● SC-05: In what it says is an independent poll, GOP pollster Remington Research offers an early look at a hypothetical Republican primary in South Carolina's conservative 5th District, which would become vacant once the Senate confirms Rep. Mick Mulvaney as Trump's budget director, as it's likely to do. Here's how the race breaks down:
Tommy Pope: 25 (state House speaker pro tempore)
Chad Connelly: 9 (former state GOP chair)
Ralph Norman: 9 (state representative)
Gary Simrill: 6 (state representative)
These results more or less correspond with how well-known each candidate is, though as you can see by that giant pile of undecideds, all of these politicians are still pretty obscure. (Pope, the leader, is still unknown to 56 percent of respondents.) None of these candidates are actually running yet, though it's a bit odd that Remington included Simrill, who announced a couple of days before they went into the field that he wouldn't run. A few Democrats have said they're considering, but seeing as this district went 57-39 for Trump, there isn't much reason for hope.
● International: Daily Kos Elections offers a comprehensive guide to key elections around the world in 2017 in the latest edition of our International Elections Digest. Just as with Trump in the U.S., mainstream European political forces have been battling the rise of anti-immigrant far-right parties in recent years, with France, Germany, and the Netherlands all facing critical contests in 2017. Chile, Iran, Kenya, and South Korea all feature important presidential elections as well. In total, we cover some 30 countries, so be sure to check it out if you want to stay on top of political developments abroad, because these days, they often have ramifications here at home.
● Voting Rights: Stephen Wolf brings us all the most recent voting rights and election law news in the latest edition of Daily Kos Elections' weekly Voting Rights Roundup. Chief among these stories is ex-Attorney General Eric Holder's formal launch of the National Democratic Redistricting Committee, a new group designed to bring an unprecedented level of resources and national organization to the fight against Republican gerrymandering ahead of the 2020 census—so that Democrats aren't caught unprepared as they were in 2010.
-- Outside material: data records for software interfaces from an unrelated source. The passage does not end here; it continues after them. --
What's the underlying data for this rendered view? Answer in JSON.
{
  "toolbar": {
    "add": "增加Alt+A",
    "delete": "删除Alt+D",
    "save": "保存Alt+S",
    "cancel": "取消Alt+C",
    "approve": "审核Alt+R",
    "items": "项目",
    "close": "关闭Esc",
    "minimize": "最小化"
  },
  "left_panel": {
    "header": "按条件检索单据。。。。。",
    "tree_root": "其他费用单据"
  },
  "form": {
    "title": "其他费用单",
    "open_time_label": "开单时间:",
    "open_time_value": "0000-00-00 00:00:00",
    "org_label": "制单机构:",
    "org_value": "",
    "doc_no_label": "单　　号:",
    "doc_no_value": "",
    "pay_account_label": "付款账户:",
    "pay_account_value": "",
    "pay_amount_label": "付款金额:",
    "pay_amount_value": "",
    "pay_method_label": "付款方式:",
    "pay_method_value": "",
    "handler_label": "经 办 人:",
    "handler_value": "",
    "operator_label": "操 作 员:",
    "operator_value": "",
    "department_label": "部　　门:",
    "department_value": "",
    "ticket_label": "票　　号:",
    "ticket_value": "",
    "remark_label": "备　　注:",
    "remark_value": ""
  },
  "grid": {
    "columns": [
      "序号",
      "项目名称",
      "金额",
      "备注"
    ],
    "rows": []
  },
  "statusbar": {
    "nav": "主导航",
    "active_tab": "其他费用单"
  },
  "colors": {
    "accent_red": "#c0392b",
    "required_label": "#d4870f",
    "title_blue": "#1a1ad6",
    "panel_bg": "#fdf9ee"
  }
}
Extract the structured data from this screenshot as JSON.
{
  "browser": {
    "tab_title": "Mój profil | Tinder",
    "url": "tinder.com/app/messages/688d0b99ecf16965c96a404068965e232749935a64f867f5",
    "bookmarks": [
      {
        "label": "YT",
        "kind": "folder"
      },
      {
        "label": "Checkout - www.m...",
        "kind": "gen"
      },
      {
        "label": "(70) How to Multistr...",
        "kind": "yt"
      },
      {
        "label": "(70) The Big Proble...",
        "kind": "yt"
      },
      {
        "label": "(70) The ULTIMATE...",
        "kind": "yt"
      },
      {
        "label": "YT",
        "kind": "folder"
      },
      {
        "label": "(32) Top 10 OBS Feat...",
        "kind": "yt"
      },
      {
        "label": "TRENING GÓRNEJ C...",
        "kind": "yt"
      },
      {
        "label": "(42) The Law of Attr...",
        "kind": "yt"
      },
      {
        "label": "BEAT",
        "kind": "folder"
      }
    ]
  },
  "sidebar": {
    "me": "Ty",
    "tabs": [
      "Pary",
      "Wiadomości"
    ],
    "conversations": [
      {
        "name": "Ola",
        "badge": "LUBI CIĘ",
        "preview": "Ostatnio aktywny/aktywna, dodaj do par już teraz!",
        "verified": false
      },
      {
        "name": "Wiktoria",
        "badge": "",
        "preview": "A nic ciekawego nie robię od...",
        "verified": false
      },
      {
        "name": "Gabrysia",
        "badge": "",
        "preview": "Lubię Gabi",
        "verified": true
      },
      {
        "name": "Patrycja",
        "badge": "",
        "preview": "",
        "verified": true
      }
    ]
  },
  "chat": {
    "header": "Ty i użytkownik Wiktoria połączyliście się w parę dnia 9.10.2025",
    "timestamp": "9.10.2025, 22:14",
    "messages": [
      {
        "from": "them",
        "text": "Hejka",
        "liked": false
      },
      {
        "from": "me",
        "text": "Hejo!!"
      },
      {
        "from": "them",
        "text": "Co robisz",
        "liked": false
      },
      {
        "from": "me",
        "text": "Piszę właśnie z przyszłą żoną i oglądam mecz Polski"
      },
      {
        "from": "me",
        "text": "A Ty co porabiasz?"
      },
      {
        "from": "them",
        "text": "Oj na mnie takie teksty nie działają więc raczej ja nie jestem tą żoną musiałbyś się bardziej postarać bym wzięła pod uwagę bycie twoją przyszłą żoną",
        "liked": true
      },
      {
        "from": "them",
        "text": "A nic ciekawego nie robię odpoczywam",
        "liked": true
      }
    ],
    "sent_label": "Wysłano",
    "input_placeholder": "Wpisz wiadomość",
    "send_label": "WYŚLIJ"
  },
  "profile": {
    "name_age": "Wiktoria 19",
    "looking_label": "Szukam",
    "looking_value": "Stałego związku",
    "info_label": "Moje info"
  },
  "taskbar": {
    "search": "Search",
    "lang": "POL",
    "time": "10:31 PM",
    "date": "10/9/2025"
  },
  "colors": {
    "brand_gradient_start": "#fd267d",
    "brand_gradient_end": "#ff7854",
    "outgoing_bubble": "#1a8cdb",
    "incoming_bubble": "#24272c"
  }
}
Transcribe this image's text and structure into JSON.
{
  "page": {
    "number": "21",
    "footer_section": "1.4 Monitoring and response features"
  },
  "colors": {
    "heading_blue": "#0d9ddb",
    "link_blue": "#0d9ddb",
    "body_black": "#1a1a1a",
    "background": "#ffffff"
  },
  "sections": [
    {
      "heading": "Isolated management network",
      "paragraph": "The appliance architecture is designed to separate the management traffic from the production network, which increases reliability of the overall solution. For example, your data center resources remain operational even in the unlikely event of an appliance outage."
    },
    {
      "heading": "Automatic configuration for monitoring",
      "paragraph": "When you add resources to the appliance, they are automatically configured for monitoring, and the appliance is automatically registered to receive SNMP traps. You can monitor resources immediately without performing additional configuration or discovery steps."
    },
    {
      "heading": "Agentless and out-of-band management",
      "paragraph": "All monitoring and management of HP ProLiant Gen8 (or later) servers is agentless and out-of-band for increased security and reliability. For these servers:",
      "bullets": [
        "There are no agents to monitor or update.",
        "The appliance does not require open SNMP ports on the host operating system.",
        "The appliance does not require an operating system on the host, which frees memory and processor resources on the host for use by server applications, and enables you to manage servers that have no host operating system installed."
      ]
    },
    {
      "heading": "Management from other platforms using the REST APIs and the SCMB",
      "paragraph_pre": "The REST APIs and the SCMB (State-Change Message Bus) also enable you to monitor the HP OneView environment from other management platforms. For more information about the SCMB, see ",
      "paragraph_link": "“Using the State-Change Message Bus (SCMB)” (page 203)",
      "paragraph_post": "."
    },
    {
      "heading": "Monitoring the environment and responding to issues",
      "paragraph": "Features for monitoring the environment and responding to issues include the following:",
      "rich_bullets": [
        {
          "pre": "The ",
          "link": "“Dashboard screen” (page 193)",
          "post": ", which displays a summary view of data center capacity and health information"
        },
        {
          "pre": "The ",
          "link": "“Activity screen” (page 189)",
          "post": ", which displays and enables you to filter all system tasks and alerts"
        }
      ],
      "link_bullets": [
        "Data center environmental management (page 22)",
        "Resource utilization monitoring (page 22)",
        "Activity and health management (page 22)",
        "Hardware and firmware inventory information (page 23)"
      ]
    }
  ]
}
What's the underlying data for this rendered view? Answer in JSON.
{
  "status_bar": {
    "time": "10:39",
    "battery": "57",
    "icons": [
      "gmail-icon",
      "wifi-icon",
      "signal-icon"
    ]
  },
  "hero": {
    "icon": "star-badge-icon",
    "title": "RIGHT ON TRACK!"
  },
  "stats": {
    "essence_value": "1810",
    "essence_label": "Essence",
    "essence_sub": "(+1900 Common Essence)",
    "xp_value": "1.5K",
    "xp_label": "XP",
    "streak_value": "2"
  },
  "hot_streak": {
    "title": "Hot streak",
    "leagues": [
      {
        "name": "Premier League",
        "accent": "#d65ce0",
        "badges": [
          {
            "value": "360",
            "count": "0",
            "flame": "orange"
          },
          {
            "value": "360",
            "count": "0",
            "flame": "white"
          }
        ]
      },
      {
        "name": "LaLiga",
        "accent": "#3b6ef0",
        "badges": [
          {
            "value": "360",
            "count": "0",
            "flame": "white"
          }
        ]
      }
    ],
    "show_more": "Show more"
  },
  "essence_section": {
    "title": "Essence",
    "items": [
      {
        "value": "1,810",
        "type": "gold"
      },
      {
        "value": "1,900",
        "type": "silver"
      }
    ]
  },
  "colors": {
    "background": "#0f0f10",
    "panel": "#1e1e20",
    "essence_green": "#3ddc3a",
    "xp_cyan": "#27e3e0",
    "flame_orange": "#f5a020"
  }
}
The Daily Kos Elections Morning Digest is compiled by David Nir, Jeff Singer, and Stephen Wolf, with additional contributions from David Jarman, Steve Singiser, Daniel Donner, and James Lambert.